Source:  MANKIND'S 13 MOST DEADLIEST DISEASES !!!    Tag:  top 5 deadliest diseases

10. Influenza

The CDC explains that “Influenza, (aka the flu), is a contagious and viral respiratory illness caused by influenza viruses. It can cause mild to severe illness, and at times can lead to death. The best way to prevent the flu is by getting a flu vaccination each year. Every year in the United States, on average 5% to 20% of the population gets the flu; more than 200,000 people are hospitalized from flu complications, and; about 36,000 people die from flu-related causes. Some people, such as older people, young children, and people with certain health conditions, are at high risk for serious flu complications.”

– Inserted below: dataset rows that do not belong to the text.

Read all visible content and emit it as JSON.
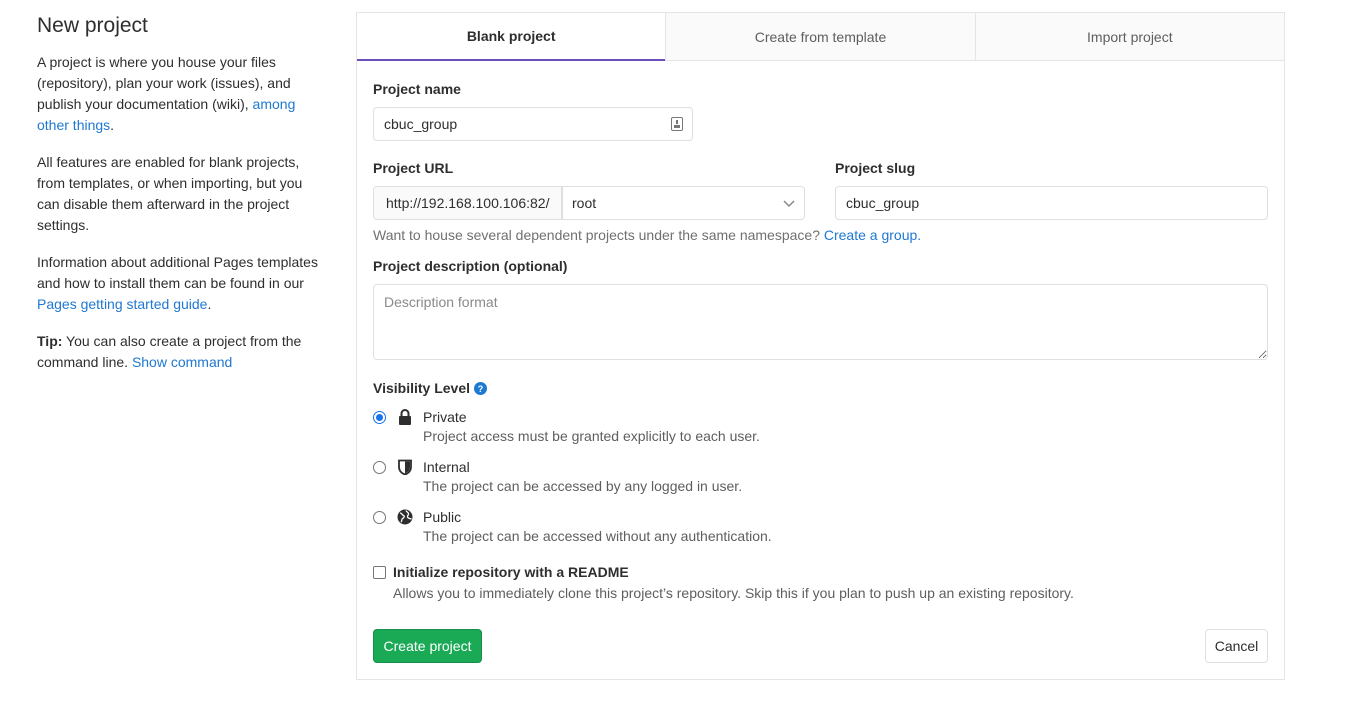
{
  "sidebar": {
    "title": "New project",
    "para1_text": "A project is where you house your files (repository), plan your work (issues), and publish your documentation (wiki), ",
    "para1_link": "among other things",
    "para1_end": ".",
    "para2": "All features are enabled for blank projects, from templates, or when importing, but you can disable them afterward in the project settings.",
    "para3_text": "Information about additional Pages templates and how to install them can be found in our ",
    "para3_link": "Pages getting started guide",
    "para3_end": ".",
    "tip_label": "Tip:",
    "tip_text": " You can also create a project from the command line. ",
    "tip_link": "Show command"
  },
  "tabs": [
    {
      "label": "Blank project"
    },
    {
      "label": "Create from template"
    },
    {
      "label": "Import project"
    }
  ],
  "form": {
    "project_name_label": "Project name",
    "project_name_value": "cbuc_group",
    "project_url_label": "Project URL",
    "url_prefix": "http://192.168.100.106:82/",
    "namespace_value": "root",
    "project_slug_label": "Project slug",
    "project_slug_value": "cbuc_group",
    "group_help_text": "Want to house several dependent projects under the same namespace? ",
    "group_help_link": "Create a group.",
    "description_label": "Project description (optional)",
    "description_placeholder": "Description format",
    "visibility_label": "Visibility Level",
    "visibility_options": [
      {
        "title": "Private",
        "desc": "Project access must be granted explicitly to each user.",
        "checked": true,
        "icon": "lock-icon"
      },
      {
        "title": "Internal",
        "desc": "The project can be accessed by any logged in user.",
        "checked": false,
        "icon": "shield-icon"
      },
      {
        "title": "Public",
        "desc": "The project can be accessed without any authentication.",
        "checked": false,
        "icon": "globe-icon"
      }
    ],
    "readme_label": "Initialize repository with a README",
    "readme_help": "Allows you to immediately clone this project’s repository. Skip this if you plan to push up an existing repository.",
    "create_button": "Create project",
    "cancel_button": "Cancel"
  },
  "colors": {
    "link": "#1f78d1",
    "primary_button": "#1aaa55",
    "active_tab_underline": "#6b4fbb"
  }
}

Unfortunately, the flu can mutate into new diseases such as bird flu and swine flu. According to the WHO, “Influenza affects mainly the nose, throat, bronchi and, occasionally, lungs. Infection usually lasts for about a week, and is characterized by sudden onset of high fever, aching muscles, headache and severe malaise, non-productive cough, sore throat and rhinitis.”

11. Avian Influenza (Bird Flu)

The CDC: “Avian influenza is an infection caused by avian (bird) influenza (flu) viruses. These influenza viruses occur naturally among birds. Wild birds worldwide carry the viruses in their intestines, but usually do not get sick from them. However, avian influenza is very contagious among birds and can make some domesticated birds, including chickens, ducks, and turkeys, very sick and kill them. Infected birds shed influenza virus in their saliva, nasal secretions, and feces.

“Human influenza virus” usually refers to those subtypes that spread widely among humans. Symptoms of avian influenza in humans have ranged from typical human influenza-like symptoms to eye infections, pneumonia, severe respiratory diseases and other severe and life-threatening complications. “ The WHO estimates 421 cases and 257 deaths have occurred since the outbreak started in 2003. Indonesia was the country hardest hit by the disease with 115 deaths.